Thinking back, what’s amazing about Paris is its breadth. At any moment, it has Brasserie Lipp across the street from both Les Deux Magots and Cafe de Flores, and the history within that triangular space is unfathomable. But it also contains the more contemporary Le Servan and Le Mary Celeste, as well as Tsumori Chisato and Givenchy’s Riccardo Tisci, Chris Marker and Gaspar Noé . Within its borders is both history and a deep respect for it, trumping that very place from which one stands. It’s this juxtaposition, or even contradiction, that is so beautiful, so quintessentially Parisian, and so inspiring.
“One should always be drunk. That’s all that matters… But with what? With wine, with poetry, or with virtue, as you chose. But get drunk.”
— Charles Baudelaire
For more on Paris, visit Cari’s FashionFilmFoodFilm blog.
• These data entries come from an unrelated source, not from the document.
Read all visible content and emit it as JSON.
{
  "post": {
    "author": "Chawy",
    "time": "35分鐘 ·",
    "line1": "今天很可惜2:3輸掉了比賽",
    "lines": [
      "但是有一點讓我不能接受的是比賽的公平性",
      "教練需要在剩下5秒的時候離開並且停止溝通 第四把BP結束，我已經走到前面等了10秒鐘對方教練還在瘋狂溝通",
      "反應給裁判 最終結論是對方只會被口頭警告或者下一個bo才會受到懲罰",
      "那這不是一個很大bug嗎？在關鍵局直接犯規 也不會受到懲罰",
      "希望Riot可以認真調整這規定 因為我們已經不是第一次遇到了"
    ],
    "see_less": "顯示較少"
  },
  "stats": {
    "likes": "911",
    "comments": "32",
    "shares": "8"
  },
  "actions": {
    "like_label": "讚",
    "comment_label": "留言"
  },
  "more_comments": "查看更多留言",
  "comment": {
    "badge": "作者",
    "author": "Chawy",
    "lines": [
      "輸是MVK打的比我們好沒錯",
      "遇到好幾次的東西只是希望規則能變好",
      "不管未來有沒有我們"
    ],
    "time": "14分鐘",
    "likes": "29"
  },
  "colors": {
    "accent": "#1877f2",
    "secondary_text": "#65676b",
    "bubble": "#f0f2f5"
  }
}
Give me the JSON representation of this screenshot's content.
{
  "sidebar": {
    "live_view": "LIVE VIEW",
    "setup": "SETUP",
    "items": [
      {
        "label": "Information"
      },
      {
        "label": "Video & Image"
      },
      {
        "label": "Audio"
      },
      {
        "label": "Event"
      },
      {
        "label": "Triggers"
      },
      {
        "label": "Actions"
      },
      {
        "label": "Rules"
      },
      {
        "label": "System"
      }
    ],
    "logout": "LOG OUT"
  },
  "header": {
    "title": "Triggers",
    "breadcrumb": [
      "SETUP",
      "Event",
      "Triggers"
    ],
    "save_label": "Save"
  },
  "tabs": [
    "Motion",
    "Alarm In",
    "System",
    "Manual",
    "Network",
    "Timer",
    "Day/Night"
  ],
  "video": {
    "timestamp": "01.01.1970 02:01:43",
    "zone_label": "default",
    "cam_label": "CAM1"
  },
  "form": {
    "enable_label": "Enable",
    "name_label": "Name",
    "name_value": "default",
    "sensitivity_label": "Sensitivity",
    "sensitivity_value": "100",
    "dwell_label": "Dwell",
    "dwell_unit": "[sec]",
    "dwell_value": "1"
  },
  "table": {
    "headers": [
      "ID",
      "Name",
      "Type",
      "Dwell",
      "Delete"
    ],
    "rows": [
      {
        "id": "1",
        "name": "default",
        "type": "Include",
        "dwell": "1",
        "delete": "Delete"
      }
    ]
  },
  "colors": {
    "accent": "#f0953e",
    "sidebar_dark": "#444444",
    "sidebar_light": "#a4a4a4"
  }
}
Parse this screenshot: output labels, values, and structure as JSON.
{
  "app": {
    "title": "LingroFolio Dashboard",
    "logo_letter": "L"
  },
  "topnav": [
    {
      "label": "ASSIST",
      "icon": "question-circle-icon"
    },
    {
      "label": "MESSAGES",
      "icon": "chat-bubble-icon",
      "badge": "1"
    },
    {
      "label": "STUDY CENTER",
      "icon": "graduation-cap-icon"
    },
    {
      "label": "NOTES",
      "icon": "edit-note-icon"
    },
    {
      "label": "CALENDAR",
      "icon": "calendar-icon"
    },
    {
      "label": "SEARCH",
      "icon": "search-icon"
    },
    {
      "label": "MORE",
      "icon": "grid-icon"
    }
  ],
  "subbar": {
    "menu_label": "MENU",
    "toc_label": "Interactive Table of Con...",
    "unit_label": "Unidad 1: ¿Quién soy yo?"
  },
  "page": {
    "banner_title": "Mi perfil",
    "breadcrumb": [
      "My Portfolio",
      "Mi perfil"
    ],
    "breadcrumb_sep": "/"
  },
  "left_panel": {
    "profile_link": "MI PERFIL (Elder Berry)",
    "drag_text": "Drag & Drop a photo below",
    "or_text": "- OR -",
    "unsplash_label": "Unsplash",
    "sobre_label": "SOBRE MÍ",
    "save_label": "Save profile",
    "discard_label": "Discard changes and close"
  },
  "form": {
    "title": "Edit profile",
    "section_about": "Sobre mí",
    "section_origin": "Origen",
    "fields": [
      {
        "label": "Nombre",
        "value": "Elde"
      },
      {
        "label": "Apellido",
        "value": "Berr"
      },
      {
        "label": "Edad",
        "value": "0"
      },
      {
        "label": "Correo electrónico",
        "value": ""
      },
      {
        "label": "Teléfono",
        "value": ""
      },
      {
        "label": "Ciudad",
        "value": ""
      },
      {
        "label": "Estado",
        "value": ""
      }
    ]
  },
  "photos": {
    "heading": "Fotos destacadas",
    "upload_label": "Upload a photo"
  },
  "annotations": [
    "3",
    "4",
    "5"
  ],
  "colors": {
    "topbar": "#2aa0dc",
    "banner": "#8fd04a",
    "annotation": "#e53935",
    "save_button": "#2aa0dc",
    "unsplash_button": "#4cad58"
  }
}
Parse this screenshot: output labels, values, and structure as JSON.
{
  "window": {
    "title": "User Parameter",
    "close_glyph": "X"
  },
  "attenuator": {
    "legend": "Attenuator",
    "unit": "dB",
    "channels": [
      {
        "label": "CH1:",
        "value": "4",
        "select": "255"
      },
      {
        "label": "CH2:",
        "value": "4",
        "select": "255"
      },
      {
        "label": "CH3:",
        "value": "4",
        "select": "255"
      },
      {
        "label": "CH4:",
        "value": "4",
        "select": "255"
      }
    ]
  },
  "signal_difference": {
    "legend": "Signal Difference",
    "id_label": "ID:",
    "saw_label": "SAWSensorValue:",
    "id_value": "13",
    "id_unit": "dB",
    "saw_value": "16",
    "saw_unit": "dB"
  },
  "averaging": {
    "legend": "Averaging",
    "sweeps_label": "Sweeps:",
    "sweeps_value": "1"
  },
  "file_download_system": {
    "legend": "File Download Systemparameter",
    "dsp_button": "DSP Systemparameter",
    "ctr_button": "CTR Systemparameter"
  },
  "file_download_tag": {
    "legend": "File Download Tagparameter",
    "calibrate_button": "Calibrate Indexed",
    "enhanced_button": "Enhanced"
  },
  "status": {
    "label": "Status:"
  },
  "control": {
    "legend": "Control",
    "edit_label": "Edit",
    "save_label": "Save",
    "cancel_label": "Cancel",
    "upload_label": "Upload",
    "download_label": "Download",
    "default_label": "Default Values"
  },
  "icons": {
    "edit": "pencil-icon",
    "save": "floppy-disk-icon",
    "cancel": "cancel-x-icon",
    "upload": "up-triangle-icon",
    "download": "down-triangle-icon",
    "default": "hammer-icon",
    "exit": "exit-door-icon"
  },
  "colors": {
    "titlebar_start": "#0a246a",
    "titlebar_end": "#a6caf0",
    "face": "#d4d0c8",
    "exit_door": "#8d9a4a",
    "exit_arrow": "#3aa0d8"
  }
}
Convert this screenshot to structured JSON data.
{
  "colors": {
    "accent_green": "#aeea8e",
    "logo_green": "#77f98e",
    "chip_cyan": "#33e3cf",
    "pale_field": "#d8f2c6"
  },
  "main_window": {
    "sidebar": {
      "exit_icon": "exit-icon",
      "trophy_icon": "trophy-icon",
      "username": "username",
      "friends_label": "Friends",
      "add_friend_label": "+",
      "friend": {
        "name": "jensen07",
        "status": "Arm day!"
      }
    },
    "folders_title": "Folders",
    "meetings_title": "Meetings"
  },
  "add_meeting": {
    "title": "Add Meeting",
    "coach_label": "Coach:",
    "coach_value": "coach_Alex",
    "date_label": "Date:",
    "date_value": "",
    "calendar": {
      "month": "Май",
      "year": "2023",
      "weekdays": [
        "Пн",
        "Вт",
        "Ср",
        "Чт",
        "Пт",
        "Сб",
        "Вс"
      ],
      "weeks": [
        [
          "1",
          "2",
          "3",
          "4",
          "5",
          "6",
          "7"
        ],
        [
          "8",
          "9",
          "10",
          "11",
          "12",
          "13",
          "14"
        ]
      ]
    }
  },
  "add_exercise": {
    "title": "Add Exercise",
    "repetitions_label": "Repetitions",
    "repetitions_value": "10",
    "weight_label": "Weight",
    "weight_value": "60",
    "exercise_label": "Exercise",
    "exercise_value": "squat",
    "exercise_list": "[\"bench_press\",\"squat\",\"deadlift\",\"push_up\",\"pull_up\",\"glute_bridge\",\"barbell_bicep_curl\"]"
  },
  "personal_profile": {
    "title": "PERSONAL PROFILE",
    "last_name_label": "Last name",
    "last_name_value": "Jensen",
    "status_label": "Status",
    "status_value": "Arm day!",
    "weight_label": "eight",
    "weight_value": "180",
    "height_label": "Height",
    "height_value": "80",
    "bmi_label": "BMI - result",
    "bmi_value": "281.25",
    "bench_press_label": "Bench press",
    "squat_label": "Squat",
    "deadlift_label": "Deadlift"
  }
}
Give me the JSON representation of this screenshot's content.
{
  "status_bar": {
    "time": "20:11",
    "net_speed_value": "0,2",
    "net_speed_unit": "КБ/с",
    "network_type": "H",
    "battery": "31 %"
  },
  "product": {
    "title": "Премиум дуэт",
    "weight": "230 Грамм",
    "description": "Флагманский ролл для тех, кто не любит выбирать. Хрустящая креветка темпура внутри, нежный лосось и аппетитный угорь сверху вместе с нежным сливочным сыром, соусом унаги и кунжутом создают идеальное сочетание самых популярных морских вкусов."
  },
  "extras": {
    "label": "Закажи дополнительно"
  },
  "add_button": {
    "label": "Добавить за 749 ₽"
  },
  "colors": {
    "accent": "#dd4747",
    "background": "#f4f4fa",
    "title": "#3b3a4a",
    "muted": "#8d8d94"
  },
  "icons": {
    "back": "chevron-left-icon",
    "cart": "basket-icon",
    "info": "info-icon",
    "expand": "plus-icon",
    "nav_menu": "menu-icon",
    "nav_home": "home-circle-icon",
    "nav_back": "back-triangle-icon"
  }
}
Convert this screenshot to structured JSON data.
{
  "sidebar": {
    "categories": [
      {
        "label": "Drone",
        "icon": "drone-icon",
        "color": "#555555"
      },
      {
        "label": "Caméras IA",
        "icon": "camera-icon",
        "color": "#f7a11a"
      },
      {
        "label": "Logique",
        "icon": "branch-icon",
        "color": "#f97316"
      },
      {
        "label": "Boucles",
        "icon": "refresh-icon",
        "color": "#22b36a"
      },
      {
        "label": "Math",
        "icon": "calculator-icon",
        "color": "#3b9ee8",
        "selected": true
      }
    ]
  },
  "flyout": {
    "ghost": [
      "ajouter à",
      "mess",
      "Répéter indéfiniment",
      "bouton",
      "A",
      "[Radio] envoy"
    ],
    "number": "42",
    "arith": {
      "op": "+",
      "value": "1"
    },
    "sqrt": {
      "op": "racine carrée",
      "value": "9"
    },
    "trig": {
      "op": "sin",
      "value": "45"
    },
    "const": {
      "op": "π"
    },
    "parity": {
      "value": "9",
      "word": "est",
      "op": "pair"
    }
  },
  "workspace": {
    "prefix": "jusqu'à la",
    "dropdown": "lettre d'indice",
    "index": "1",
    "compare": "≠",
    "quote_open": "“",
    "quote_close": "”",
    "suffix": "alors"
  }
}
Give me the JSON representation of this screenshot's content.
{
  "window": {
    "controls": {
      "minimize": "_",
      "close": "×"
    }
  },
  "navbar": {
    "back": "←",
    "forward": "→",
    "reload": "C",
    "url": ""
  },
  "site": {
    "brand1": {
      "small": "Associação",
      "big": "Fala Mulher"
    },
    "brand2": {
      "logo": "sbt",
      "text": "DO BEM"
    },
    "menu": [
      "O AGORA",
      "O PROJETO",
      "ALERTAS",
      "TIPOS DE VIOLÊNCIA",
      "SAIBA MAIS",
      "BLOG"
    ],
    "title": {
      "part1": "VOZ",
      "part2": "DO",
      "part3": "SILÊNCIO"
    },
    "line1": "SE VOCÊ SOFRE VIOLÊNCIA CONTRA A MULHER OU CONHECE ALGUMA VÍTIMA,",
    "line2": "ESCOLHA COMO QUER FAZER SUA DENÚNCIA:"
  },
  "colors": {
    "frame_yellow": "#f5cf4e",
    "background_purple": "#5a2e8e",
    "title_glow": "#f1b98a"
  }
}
Cari Borja began her career as a clothing designer while earning her PhD in anthropology and film at UC Berkeley in 2001. Since then she has created collections inspired by film and food, and has become known for her salon dinners in her Berkeley atelier, where she weaves together people from different disciplines and professions. Cari is currently writing a book of interviews with dinner guests featured on her FashionFilmFood blog, and she also consults with start-ups and other companies curating dinners and connecting people. Click here and here to read about Cari’s salon dinners in Berkeley.